**TASK TO COMPLETE**: Without the pictures, write out all the lines below exactly as they appear.

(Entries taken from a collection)
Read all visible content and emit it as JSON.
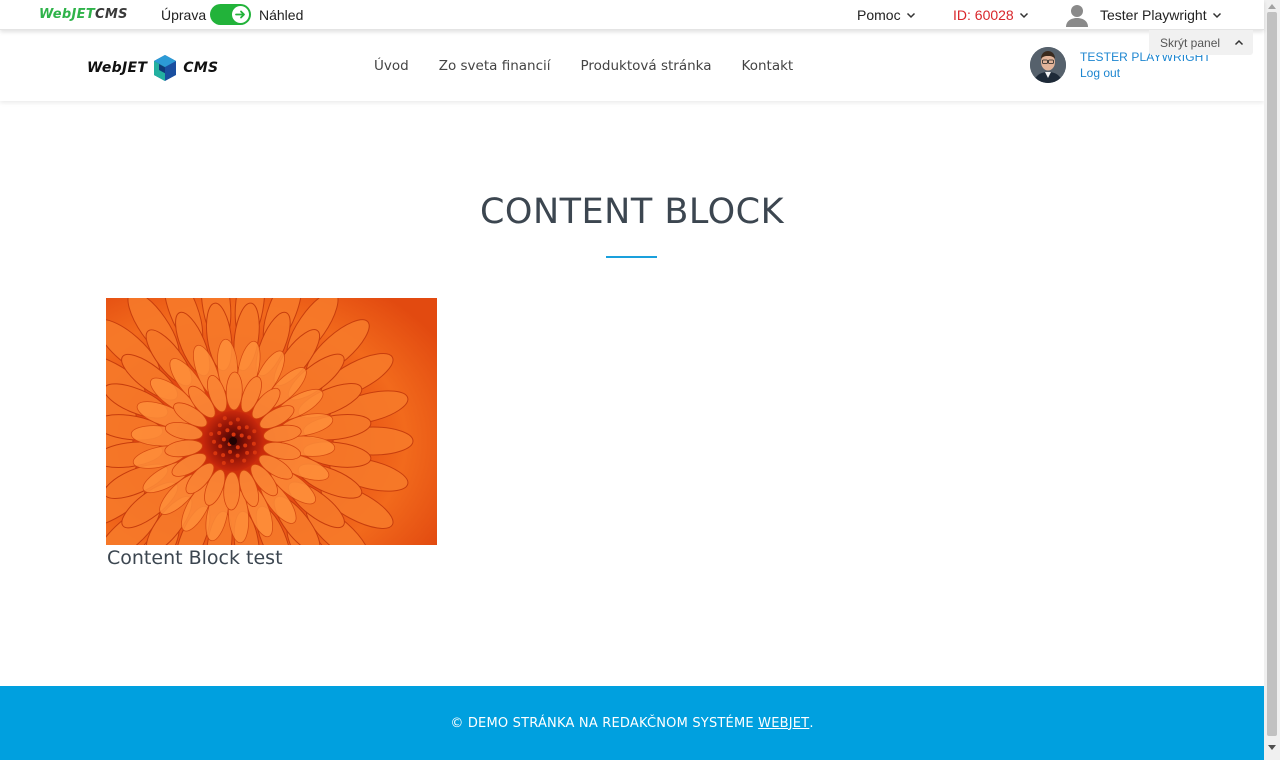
{
  "admin_bar": {
    "logo": {
      "part1": "WebJET",
      "part2": "CMS"
    },
    "mode_edit": "Úprava",
    "mode_preview": "Náhled",
    "help": "Pomoc",
    "page_id": "ID: 60028",
    "user": "Tester Playwright",
    "hide_panel": "Skrýt panel"
  },
  "header": {
    "logo": {
      "part1": "WebJET",
      "part2": "CMS"
    },
    "nav": [
      "Úvod",
      "Zo sveta financií",
      "Produktová stránka",
      "Kontakt"
    ],
    "user_name": "TESTER PLAYWRIGHT",
    "logout": "Log out"
  },
  "content": {
    "title": "CONTENT BLOCK",
    "caption": "Content Block test"
  },
  "footer": {
    "text": "© DEMO STRÁNKA NA REDAKČNOM SYSTÉME ",
    "link": "WEBJET",
    "suffix": "."
  },
  "colors": {
    "accent": "#00a0df",
    "toggle_on": "#22b33a",
    "id_red": "#d9262b",
    "link_blue": "#1d86d0"
  }
}
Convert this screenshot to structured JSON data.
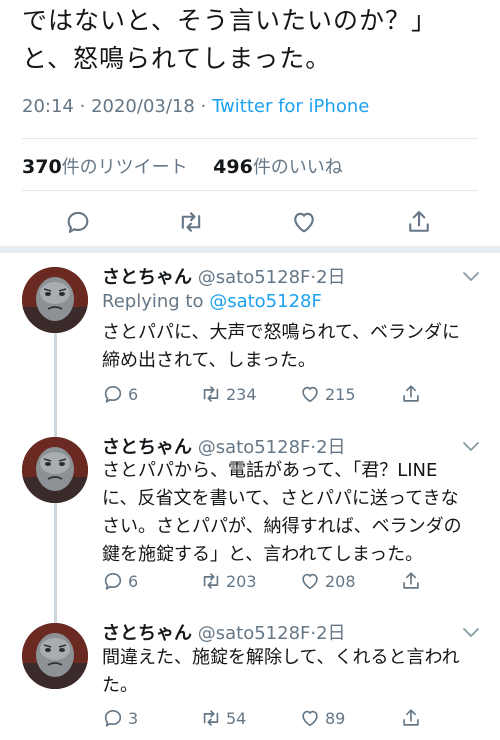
{
  "tweet": {
    "text_lines": [
      "ではないと、そう言いたいのか？」",
      "と、怒鳴られてしまった。"
    ],
    "time": "20:14",
    "date": "2020/03/18",
    "dot": "·",
    "source": "Twitter for iPhone",
    "retweets_count": "370",
    "retweets_label": "件のリツイート",
    "likes_count": "496",
    "likes_label": "件のいいね"
  },
  "replies": [
    {
      "name": "さとちゃん",
      "handle": "@sato5128F",
      "dot": "·",
      "age": "2日",
      "replying_prefix": "Replying to ",
      "replying_to": "@sato5128F",
      "text_lines": [
        "さとパパに、大声で怒鳴られて、ベランダに",
        "締め出されて、しまった。"
      ],
      "replies": "6",
      "retweets": "234",
      "likes": "215"
    },
    {
      "name": "さとちゃん",
      "handle": "@sato5128F",
      "dot": "·",
      "age": "2日",
      "text_lines": [
        "さとパパから、電話があって、「君？LINE",
        "に、反省文を書いて、さとパパに送ってきな",
        "さい。さとパパが、納得すれば、ベランダの",
        "鍵を施錠する」と、言われてしまった。"
      ],
      "replies": "6",
      "retweets": "203",
      "likes": "208"
    },
    {
      "name": "さとちゃん",
      "handle": "@sato5128F",
      "dot": "·",
      "age": "2日",
      "text_lines": [
        "間違えた、施錠を解除して、くれると言われ",
        "た。"
      ],
      "replies": "3",
      "retweets": "54",
      "likes": "89"
    }
  ],
  "icons": [
    "reply-icon",
    "retweet-icon",
    "like-icon",
    "share-icon",
    "chevron-down-icon",
    "avatar"
  ],
  "colors": {
    "link": "#1da1f2",
    "muted": "#657786",
    "text": "#14171a",
    "divider": "#e6ecf0"
  }
}
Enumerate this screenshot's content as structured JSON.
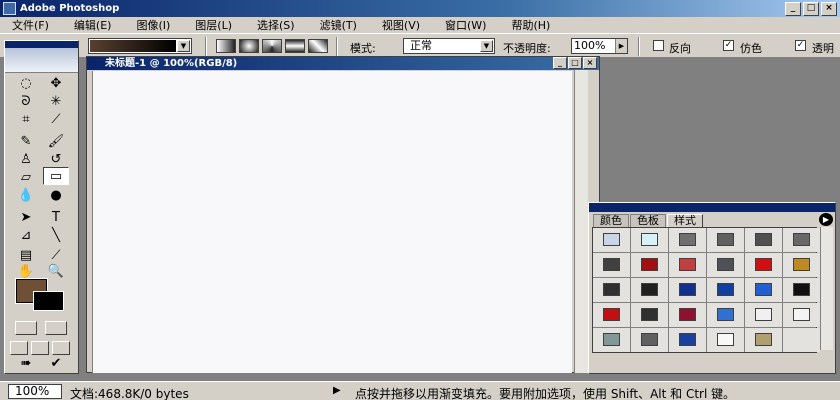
{
  "window": {
    "title": "Adobe Photoshop",
    "buttons": [
      "_",
      "□",
      "×"
    ]
  },
  "menu": [
    "文件(F)",
    "编辑(E)",
    "图像(I)",
    "图层(L)",
    "选择(S)",
    "滤镜(T)",
    "视图(V)",
    "窗口(W)",
    "帮助(H)"
  ],
  "options": {
    "mode_label": "模式:",
    "mode_value": "正常",
    "opacity_label": "不透明度:",
    "opacity_value": "100%",
    "reverse_label": "反向",
    "dither_label": "仿色",
    "transparency_label": "透明"
  },
  "document": {
    "title": "未标题-1 @ 100%(RGB/8)"
  },
  "palette": {
    "tabs": [
      "颜色",
      "色板",
      "样式"
    ],
    "active_tab": "样式",
    "swatches": [
      "#c8d4e8",
      "#d8f0f8",
      "#707070",
      "#606060",
      "#505050",
      "#686868",
      "#404040",
      "#a01010",
      "#c04040",
      "#505058",
      "#d01010",
      "#c08820",
      "#303030",
      "#202020",
      "#103090",
      "#1040a0",
      "#2060d0",
      "#101010",
      "#c01010",
      "#303030",
      "#901030",
      "#3070d0",
      "#f0f0f0",
      "#f4f4f4",
      "#809898",
      "#606060",
      "#1840a0",
      "#f8f8f8",
      "#b0a070",
      "#e4e2de"
    ]
  },
  "status": {
    "zoom": "100%",
    "doc_info": "文档:468.8K/0 bytes",
    "message": "点按并拖移以用渐变填充。要用附加选项，使用 Shift、Alt 和 Ctrl 键。"
  },
  "colors": {
    "foreground": "#705035",
    "background": "#000000"
  }
}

**SOLVED PROBLEM**:
Read all visible content and emit it as JSON.
{
  "admin_bar": {
    "logo": {
      "part1": "WebJET",
      "part2": "CMS"
    },
    "mode_edit": "Úprava",
    "mode_preview": "Náhled",
    "help": "Pomoc",
    "page_id": "ID: 60028",
    "user": "Tester Playwright",
    "hide_panel": "Skrýt panel"
  },
  "header": {
    "logo": {
      "part1": "WebJET",
      "part2": "CMS"
    },
    "nav": [
      "Úvod",
      "Zo sveta financií",
      "Produktová stránka",
      "Kontakt"
    ],
    "user_name": "TESTER PLAYWRIGHT",
    "logout": "Log out"
  },
  "content": {
    "title": "CONTENT BLOCK",
    "caption": "Content Block test"
  },
  "footer": {
    "text": "© DEMO STRÁNKA NA REDAKČNOM SYSTÉME ",
    "link": "WEBJET",
    "suffix": "."
  },
  "colors": {
    "accent": "#00a0df",
    "toggle_on": "#22b33a",
    "id_red": "#d9262b",
    "link_blue": "#1d86d0"
  }
}
Convert this screenshot to structured JSON data.
{
  "tweet": {
    "text_lines": [
      "ではないと、そう言いたいのか？」",
      "と、怒鳴られてしまった。"
    ],
    "time": "20:14",
    "date": "2020/03/18",
    "dot": "·",
    "source": "Twitter for iPhone",
    "retweets_count": "370",
    "retweets_label": "件のリツイート",
    "likes_count": "496",
    "likes_label": "件のいいね"
  },
  "replies": [
    {
      "name": "さとちゃん",
      "handle": "@sato5128F",
      "dot": "·",
      "age": "2日",
      "replying_prefix": "Replying to ",
      "replying_to": "@sato5128F",
      "text_lines": [
        "さとパパに、大声で怒鳴られて、ベランダに",
        "締め出されて、しまった。"
      ],
      "replies": "6",
      "retweets": "234",
      "likes": "215"
    },
    {
      "name": "さとちゃん",
      "handle": "@sato5128F",
      "dot": "·",
      "age": "2日",
      "text_lines": [
        "さとパパから、電話があって、「君？LINE",
        "に、反省文を書いて、さとパパに送ってきな",
        "さい。さとパパが、納得すれば、ベランダの",
        "鍵を施錠する」と、言われてしまった。"
      ],
      "replies": "6",
      "retweets": "203",
      "likes": "208"
    },
    {
      "name": "さとちゃん",
      "handle": "@sato5128F",
      "dot": "·",
      "age": "2日",
      "text_lines": [
        "間違えた、施錠を解除して、くれると言われ",
        "た。"
      ],
      "replies": "3",
      "retweets": "54",
      "likes": "89"
    }
  ],
  "icons": [
    "reply-icon",
    "retweet-icon",
    "like-icon",
    "share-icon",
    "chevron-down-icon",
    "avatar"
  ],
  "colors": {
    "link": "#1da1f2",
    "muted": "#657786",
    "text": "#14171a",
    "divider": "#e6ecf0"
  }
}
Enumerate this screenshot's content as structured JSON.
{
  "window": {
    "title": "Adobe Photoshop",
    "buttons": [
      "_",
      "□",
      "×"
    ]
  },
  "menu": [
    "文件(F)",
    "编辑(E)",
    "图像(I)",
    "图层(L)",
    "选择(S)",
    "滤镜(T)",
    "视图(V)",
    "窗口(W)",
    "帮助(H)"
  ],
  "options": {
    "mode_label": "模式:",
    "mode_value": "正常",
    "opacity_label": "不透明度:",
    "opacity_value": "100%",
    "reverse_label": "反向",
    "dither_label": "仿色",
    "transparency_label": "透明"
  },
  "document": {
    "title": "未标题-1 @ 100%(RGB/8)"
  },
  "palette": {
    "tabs": [
      "颜色",
      "色板",
      "样式"
    ],
    "active_tab": "样式",
    "swatches": [
      "#c8d4e8",
      "#d8f0f8",
      "#707070",
      "#606060",
      "#505050",
      "#686868",
      "#404040",
      "#a01010",
      "#c04040",
      "#505058",
      "#d01010",
      "#c08820",
      "#303030",
      "#202020",
      "#103090",
      "#1040a0",
      "#2060d0",
      "#101010",
      "#c01010",
      "#303030",
      "#901030",
      "#3070d0",
      "#f0f0f0",
      "#f4f4f4",
      "#809898",
      "#606060",
      "#1840a0",
      "#f8f8f8",
      "#b0a070",
      "#e4e2de"
    ]
  },
  "status": {
    "zoom": "100%",
    "doc_info": "文档:468.8K/0 bytes",
    "message": "点按并拖移以用渐变填充。要用附加选项，使用 Shift、Alt 和 Ctrl 键。"
  },
  "colors": {
    "foreground": "#705035",
    "background": "#000000"
  }
}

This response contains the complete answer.